The clue is in the name, but for some reason we have a great need to over complicate terminology in the fitness industry. The definition of ‘functional’ is simply ‘relating to or performing a function’. But that doesn’t really clear the confusion up, Krissie, I hear you say!
So let me simplify it further.
Football – stick with me on this it will all make sense I swear – if a client comes to me and is a footballer, the first thing I need to take into consideration is whether the programme she’s requiring from me is general fitness or sports specific. Because she’s a footballer there will be elements of sports specific training I will need to include, to ensure she’s getting maintaining her skill set for the field on match day. So I will include agility training, sprints and ball skills into her programme. These are all specific to her sport. However, if she falls over on the pitch, I will need to ensure she’s strong enough to get back up on her feet. So I will add in strength and conditioning and something specific that takes her from the floor to standing (my clients are all screaming Turkish Get Up as they read this). I would indeed add in the Turkish Get up – this is a functional exercise, not sport specific.
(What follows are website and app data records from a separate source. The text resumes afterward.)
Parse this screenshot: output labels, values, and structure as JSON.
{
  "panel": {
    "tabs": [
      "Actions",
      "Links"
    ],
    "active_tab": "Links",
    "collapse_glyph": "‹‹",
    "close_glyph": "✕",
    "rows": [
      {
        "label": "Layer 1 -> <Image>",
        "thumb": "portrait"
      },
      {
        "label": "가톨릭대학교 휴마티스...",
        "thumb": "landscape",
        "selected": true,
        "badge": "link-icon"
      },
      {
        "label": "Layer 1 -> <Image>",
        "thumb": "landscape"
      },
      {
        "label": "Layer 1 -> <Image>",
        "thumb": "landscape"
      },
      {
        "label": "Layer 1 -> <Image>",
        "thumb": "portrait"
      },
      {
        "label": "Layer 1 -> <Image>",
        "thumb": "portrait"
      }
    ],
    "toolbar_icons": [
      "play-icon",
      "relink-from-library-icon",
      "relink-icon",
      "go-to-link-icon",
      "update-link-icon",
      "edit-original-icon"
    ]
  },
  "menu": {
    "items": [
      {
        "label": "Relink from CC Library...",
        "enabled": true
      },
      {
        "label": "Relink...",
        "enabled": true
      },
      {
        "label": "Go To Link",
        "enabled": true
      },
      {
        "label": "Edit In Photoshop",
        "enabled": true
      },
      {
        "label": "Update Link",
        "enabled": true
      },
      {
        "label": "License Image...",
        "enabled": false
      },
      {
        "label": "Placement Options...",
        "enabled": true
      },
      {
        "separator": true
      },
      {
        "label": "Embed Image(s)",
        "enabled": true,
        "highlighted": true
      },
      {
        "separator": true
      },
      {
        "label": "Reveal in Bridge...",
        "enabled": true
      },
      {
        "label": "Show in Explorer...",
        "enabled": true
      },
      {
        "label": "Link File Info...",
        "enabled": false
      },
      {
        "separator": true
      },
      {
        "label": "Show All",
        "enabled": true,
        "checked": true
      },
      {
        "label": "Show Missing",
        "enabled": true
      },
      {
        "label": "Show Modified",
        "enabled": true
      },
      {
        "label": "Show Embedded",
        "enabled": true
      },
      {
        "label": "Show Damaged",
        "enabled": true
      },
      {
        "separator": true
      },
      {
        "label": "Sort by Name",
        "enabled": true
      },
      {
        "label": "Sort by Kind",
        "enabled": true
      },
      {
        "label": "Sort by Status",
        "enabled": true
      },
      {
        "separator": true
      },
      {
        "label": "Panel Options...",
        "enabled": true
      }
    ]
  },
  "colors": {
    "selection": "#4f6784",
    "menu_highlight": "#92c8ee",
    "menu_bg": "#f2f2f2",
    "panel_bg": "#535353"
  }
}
WHY?
Simply put, the Turkish Get Up is a series of movements the takes you from the floor to standing and back, usually with a weight overhead. The idea being that you are able to support your bodyweight in getting up off the floor without using your hands in the final stages of the movement, that you engage your entire body for the whole movement, stabilise throughout the body and can move floor-to-standing-to-floor with relative ease. Everyone, no mater what your age or ability should be able to perform a Turkish Get Up (without weight). This movement gives confidence to my older generation clients, so that if they do stumble they can pick themselves up and continue on, as well as confidence to my younger clients, knowing that they will be stronger in their later years.
I’d also have my footballer performing deadlifts and strict presses, amongst other things. Again these are not sport specific, they are functional. They will make her strong in her game, particularly in her legs and for throw ins. She will be able to perform the function of picking a heavy box up from the floor and put it in the high cupboard with no strain to her back or any other muscles. If you can relate the movement you do in the gym to something you can perform in everyday life….that is functional exercise. It really is that simple. Any other definition, is over complicating the matter.
A properly performed push up is functional. If you need to push your car, you’ll thank me I taught you how to do push ups.
A Russian Twist or Wood Chop on the cable machine? Functional. How many times a day do you twist through your torso? It’s a lot.
Kettlebell swing, executed properly with a hip hinge? Functional. How often do you hinge your hips back to sit down? Possibly the most frequently initiated movement, next to walking, that you will do on a daily basis.
Therefore the definition is this: Functional movement is simply any movement you do on a day to day basis and functional exercise is performing a similar movement but in the gym usually with free weights/bands etc.
If you’d like to learn more about what we offer here at Kirby’s Personal Training and Fitness, please contact us and we’ll be happy to chat to you.